Course description

Two of the most pressing questions about American religion and its public role are intertwined: how should religions relate to one another, and how should religions relate to the state? In this class you will take up these questions by studying the interactions of Protestant, Catholic, Jewish, Mormon, and Native American religions with one another and with the federal and state governments. You will investigate how law has regulated the public sphere and the civil square in which religious interactions take place, but also how religious actors have driven those interactions. We will read primary and secondary sources about the American Revolution and disestablishment, moral reform, temperance, and abolition, polygamy the school system, pacifism, civil rights, and political movements, ranging from the late eighteenth to the late twentieth century.

An anti-alcohol pledge from a moral reform society; Thomas Jefferson’s gravestone mentioning the Virginia Statute for Religious Freedom; Thomas Whall, a Catholic student who refused to recite a Protestant prayer at the Elliot School in Boston.
An anti-alcohol pledge from a moral reform society; Thomas Jefferson’s gravestone mentioning the Virginia Statute for Religious Freedom; Thomas Whall, a Catholic student who refused to recite a Protestant prayer at the Elliot School in Boston.

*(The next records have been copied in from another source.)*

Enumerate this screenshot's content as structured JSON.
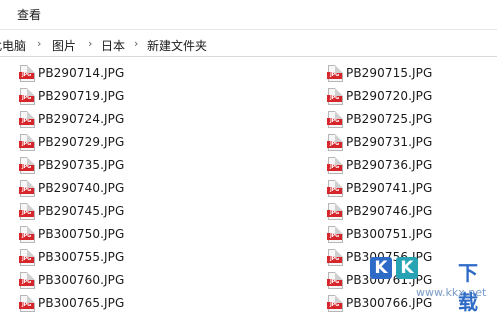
{
  "menu": {
    "view_label": "查看"
  },
  "breadcrumb": {
    "items": [
      "此电脑",
      "图片",
      "日本",
      "新建文件夹"
    ]
  },
  "files": {
    "left": [
      "PB290714.JPG",
      "PB290719.JPG",
      "PB290724.JPG",
      "PB290729.JPG",
      "PB290735.JPG",
      "PB290740.JPG",
      "PB290745.JPG",
      "PB300750.JPG",
      "PB300755.JPG",
      "PB300760.JPG",
      "PB300765.JPG"
    ],
    "right": [
      "PB290715.JPG",
      "PB290720.JPG",
      "PB290725.JPG",
      "PB290731.JPG",
      "PB290736.JPG",
      "PB290741.JPG",
      "PB290746.JPG",
      "PB300751.JPG",
      "PB300756.JPG",
      "PB300761.JPG",
      "PB300766.JPG"
    ],
    "icon": "jpg-file-icon",
    "icon_tag": "JPG"
  },
  "watermark": {
    "letters": [
      "K",
      "K"
    ],
    "text": "下载",
    "url": "www.kkx.net"
  },
  "colors": {
    "jpg_tag": "#d6262b",
    "watermark_blue": "#2d6bc7",
    "watermark_teal": "#27a3b4"
  }
}
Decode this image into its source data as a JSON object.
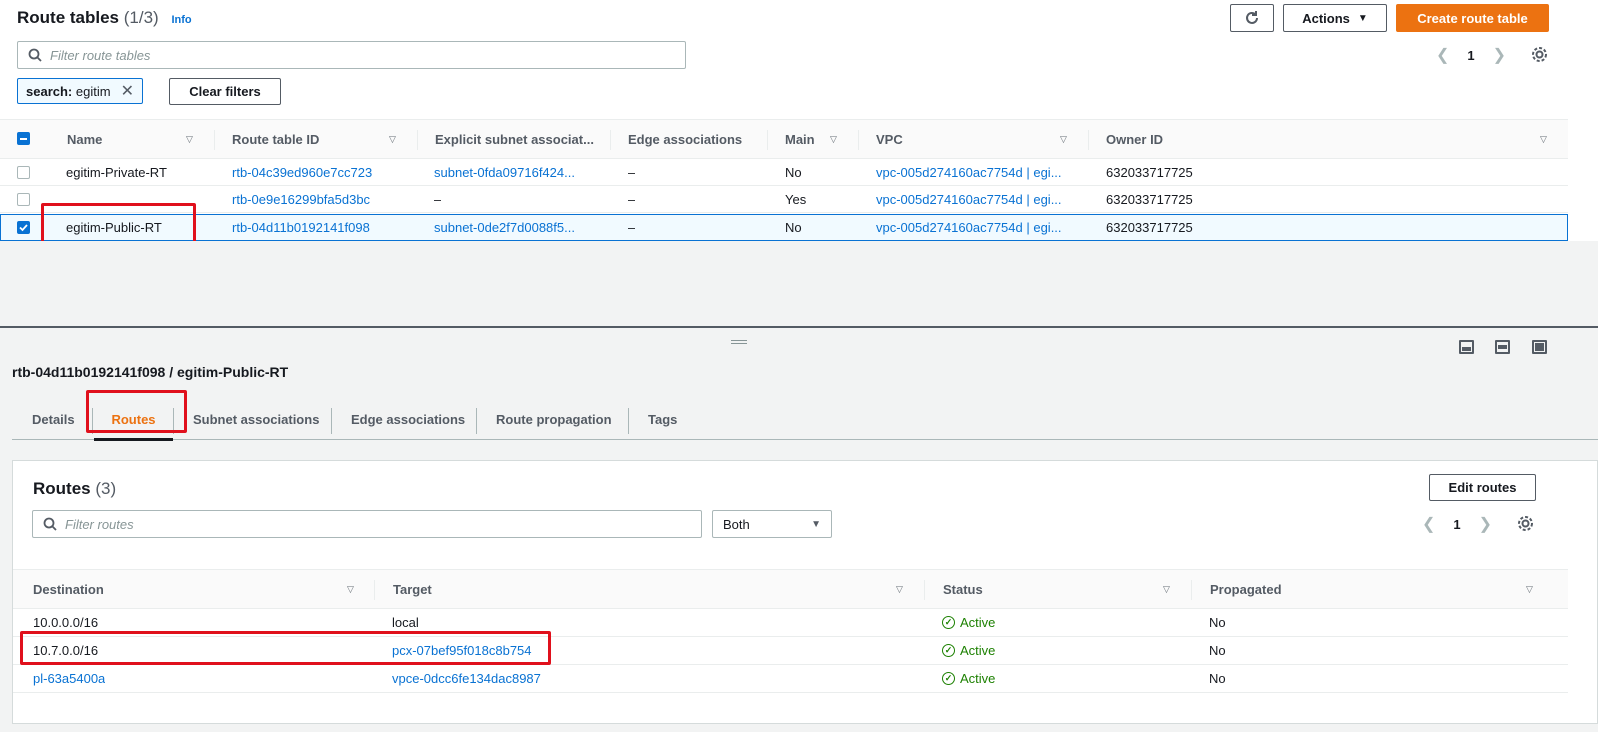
{
  "header": {
    "title": "Route tables",
    "count": "(1/3)",
    "info": "Info",
    "actions_label": "Actions",
    "create_label": "Create route table"
  },
  "filter": {
    "placeholder": "Filter route tables",
    "token_key": "search:",
    "token_value": "egitim",
    "clear_label": "Clear filters"
  },
  "pager": {
    "page": "1"
  },
  "route_tables": {
    "columns": [
      "Name",
      "Route table ID",
      "Explicit subnet associat...",
      "Edge associations",
      "Main",
      "VPC",
      "Owner ID"
    ],
    "rows": [
      {
        "name": "egitim-Private-RT",
        "id": "rtb-04c39ed960e7cc723",
        "subnet": "subnet-0fda09716f424...",
        "edge": "–",
        "main": "No",
        "vpc": "vpc-005d274160ac7754d | egi...",
        "owner": "632033717725",
        "selected": false
      },
      {
        "name": "",
        "id": "rtb-0e9e16299bfa5d3bc",
        "subnet": "–",
        "edge": "–",
        "main": "Yes",
        "vpc": "vpc-005d274160ac7754d | egi...",
        "owner": "632033717725",
        "selected": false
      },
      {
        "name": "egitim-Public-RT",
        "id": "rtb-04d11b0192141f098",
        "subnet": "subnet-0de2f7d0088f5...",
        "edge": "–",
        "main": "No",
        "vpc": "vpc-005d274160ac7754d | egi...",
        "owner": "632033717725",
        "selected": true
      }
    ]
  },
  "detail": {
    "title": "rtb-04d11b0192141f098 / egitim-Public-RT",
    "tabs": [
      "Details",
      "Routes",
      "Subnet associations",
      "Edge associations",
      "Route propagation",
      "Tags"
    ],
    "active_tab": "Routes"
  },
  "routes": {
    "title": "Routes",
    "count": "(3)",
    "edit_label": "Edit routes",
    "filter_placeholder": "Filter routes",
    "select_value": "Both",
    "page": "1",
    "columns": [
      "Destination",
      "Target",
      "Status",
      "Propagated"
    ],
    "rows": [
      {
        "destination": "10.0.0.0/16",
        "target": "local",
        "status": "Active",
        "propagated": "No"
      },
      {
        "destination": "10.7.0.0/16",
        "target": "pcx-07bef95f018c8b754",
        "status": "Active",
        "propagated": "No"
      },
      {
        "destination": "pl-63a5400a",
        "target": "vpce-0dcc6fe134dac8987",
        "status": "Active",
        "propagated": "No"
      }
    ]
  },
  "colors": {
    "primary": "#ec7211",
    "link": "#0972d3",
    "success": "#1d8102",
    "highlight": "#e0101c"
  }
}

Learning goals

After taking this course, you will

  • understand the recurring conflicts between religions and the state in the United States, and so reflect on what religious identity and practice means;
  • be familiar with the main events of American religious history and be able to relate them to American political history;
  • be able to read historical documents closely and connect them to the writings of historians.

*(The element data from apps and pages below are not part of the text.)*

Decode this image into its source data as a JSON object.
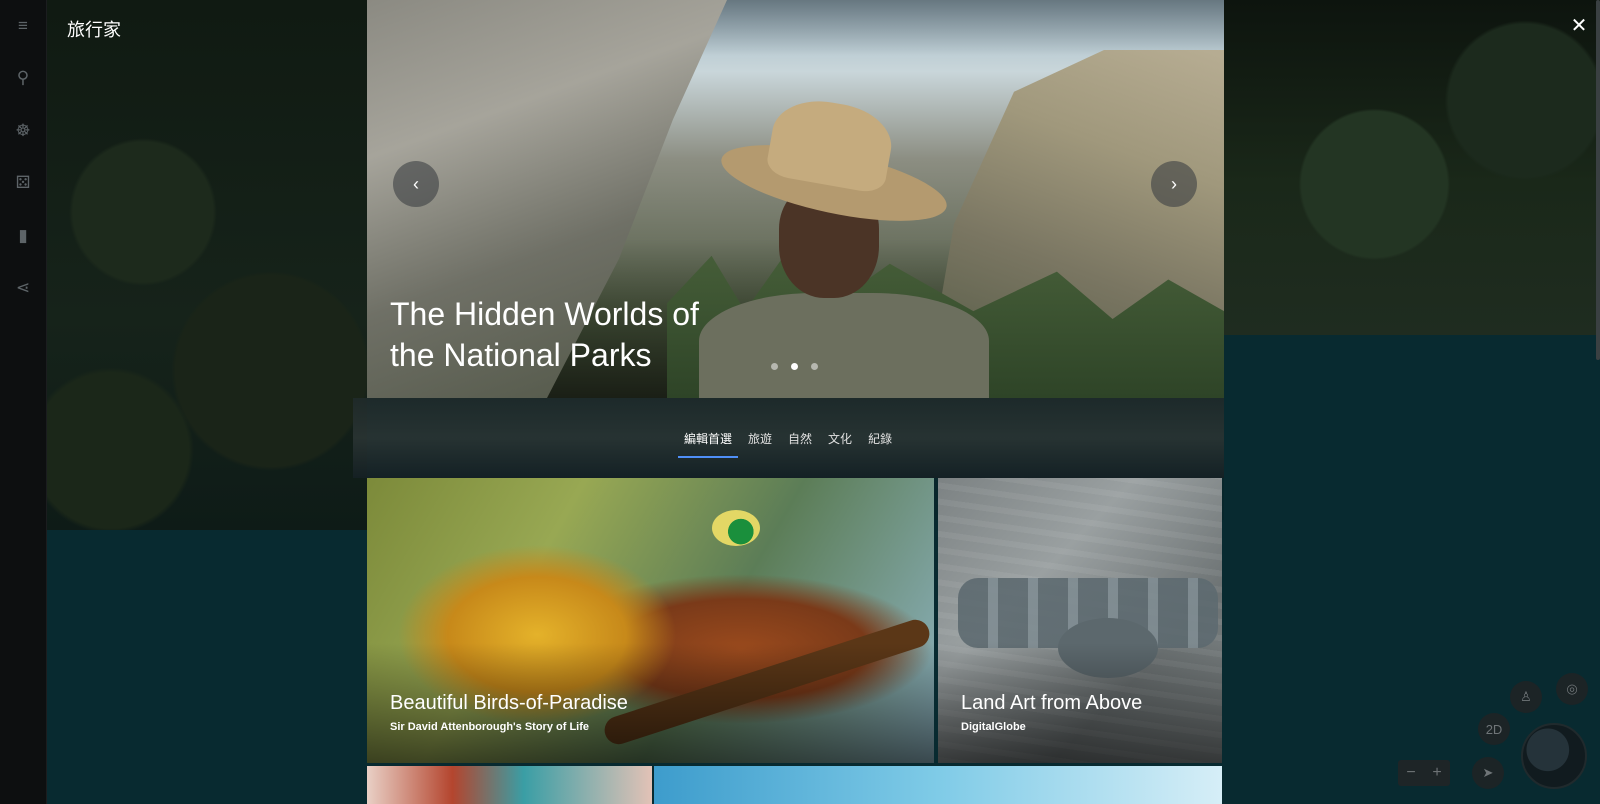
{
  "app": {
    "title": "旅行家"
  },
  "rail": {
    "items": [
      {
        "name": "menu-icon",
        "glyph": "≡"
      },
      {
        "name": "search-icon",
        "glyph": "⚲"
      },
      {
        "name": "voyager-icon",
        "glyph": "☸"
      },
      {
        "name": "dice-icon",
        "glyph": "⚄"
      },
      {
        "name": "bookmark-icon",
        "glyph": "▮"
      },
      {
        "name": "share-icon",
        "glyph": "⋖"
      }
    ]
  },
  "hero": {
    "title": "The Hidden Worlds of the National Parks",
    "prev_glyph": "‹",
    "next_glyph": "›",
    "slides": 3,
    "active_slide": 2
  },
  "tabs": [
    {
      "label": "編輯首選",
      "active": true
    },
    {
      "label": "旅遊",
      "active": false
    },
    {
      "label": "自然",
      "active": false
    },
    {
      "label": "文化",
      "active": false
    },
    {
      "label": "紀錄",
      "active": false
    }
  ],
  "cards": [
    {
      "title": "Beautiful Birds-of-Paradise",
      "subtitle": "Sir David Attenborough's Story of Life"
    },
    {
      "title": "Land Art from Above",
      "subtitle": "DigitalGlobe"
    }
  ],
  "close_glyph": "✕",
  "map_controls": {
    "pegman_glyph": "♙",
    "locate_glyph": "◎",
    "mode_label": "2D",
    "compass_glyph": "➤",
    "zoom_out": "−",
    "zoom_in": "+"
  },
  "colors": {
    "accent": "#4f8ff7"
  }
}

How to succeed at this course

This course will make two main demands on you. The first is to think about the big-picture relationship between law and religion in the United States. The first class will introduce you to the main grounds of interaction between religions and the state, then subsequent classes will introduce you to many details. Your job is to think through the connections from one class period to the next. The second job is to learn the skills of a historian: to pay close attention to sources from the past and to bring those sources into the conversation that historians are having about the past. The assignments in this course are designed as a sequence to help you learn these skills, and you will have a chance to do each of them more than once. Your best strategy for succeeding in this course is to do all the readings so that you can make connections between them, and to work on your written assignments as a sequence that will lead you to deeper historical understanding.

Required texts

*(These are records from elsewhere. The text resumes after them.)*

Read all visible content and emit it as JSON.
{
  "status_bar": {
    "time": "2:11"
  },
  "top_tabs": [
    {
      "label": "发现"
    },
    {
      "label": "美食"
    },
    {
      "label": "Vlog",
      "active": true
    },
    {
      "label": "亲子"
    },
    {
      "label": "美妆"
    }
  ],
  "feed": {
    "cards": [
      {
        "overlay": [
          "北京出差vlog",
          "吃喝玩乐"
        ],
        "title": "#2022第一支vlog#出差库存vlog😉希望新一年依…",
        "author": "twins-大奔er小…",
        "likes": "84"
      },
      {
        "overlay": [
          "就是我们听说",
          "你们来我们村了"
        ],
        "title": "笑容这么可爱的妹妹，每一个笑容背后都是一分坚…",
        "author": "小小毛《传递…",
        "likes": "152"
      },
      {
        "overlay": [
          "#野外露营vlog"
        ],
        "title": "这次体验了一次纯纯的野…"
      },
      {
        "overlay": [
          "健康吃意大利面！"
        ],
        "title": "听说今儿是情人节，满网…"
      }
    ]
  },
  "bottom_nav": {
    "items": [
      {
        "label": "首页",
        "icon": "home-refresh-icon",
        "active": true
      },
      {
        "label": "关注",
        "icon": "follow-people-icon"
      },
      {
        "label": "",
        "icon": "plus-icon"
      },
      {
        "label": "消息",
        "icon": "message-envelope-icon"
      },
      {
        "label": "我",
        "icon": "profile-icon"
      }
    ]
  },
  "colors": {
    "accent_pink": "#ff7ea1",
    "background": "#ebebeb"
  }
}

I suggest that you purchase the following books, available from the campus bookstore and doubtless elsewhere. Almost all of the remaining readings will be available in the university libraries.

  • Gordon, Sarah Barringer. The Spirit of the Law: Religious Voices and the Constitution in Modern America. Cambridge, MA: Belknap Press of Harvard University Press, 2010. ISBN: 978-0-674-04654-2.
  • Green, Steven K. The Bible, the School, and the Constitution: The Clash that Shaped Modern Church-State Doctrine. New York: Oxford University Press, 2014. ISBN: 978-0-19-982790-9.
  • Noll, Mark A. God and Race in American Politics: A Short History. Princeton: Princeton University Press, 2008. ISBN: 978-0-691-14629-4.
  • Sehat, David. The Myth of American Religious Freedom. New York: Oxford University Press, 2011. ISBN: 978-019-538876-3.